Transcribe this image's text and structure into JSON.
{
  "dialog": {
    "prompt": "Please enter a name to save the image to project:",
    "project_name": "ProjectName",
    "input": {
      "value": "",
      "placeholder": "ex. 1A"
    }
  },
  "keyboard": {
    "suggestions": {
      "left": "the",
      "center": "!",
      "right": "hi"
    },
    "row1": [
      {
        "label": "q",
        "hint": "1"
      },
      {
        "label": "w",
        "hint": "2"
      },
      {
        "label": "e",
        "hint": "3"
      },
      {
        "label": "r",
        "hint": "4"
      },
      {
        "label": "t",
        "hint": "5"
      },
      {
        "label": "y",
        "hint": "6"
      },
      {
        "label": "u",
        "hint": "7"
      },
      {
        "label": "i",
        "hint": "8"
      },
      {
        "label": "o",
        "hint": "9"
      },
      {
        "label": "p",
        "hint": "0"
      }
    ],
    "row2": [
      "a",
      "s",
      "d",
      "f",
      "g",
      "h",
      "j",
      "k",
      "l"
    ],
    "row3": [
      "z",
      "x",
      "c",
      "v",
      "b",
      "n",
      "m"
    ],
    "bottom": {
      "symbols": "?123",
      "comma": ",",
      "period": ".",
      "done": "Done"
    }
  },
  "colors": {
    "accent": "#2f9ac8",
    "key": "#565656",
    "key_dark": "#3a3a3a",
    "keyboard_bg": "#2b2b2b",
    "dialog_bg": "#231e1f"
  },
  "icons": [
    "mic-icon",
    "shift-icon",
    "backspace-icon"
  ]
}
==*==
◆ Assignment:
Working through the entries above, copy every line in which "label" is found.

◆ Reply to the task:
        "label": "q",
        "label": "w",
        "label": "e",
        "label": "r",
        "label": "t",
        "label": "y",
        "label": "u",
        "label": "i",
        "label": "o",
        "label": "p",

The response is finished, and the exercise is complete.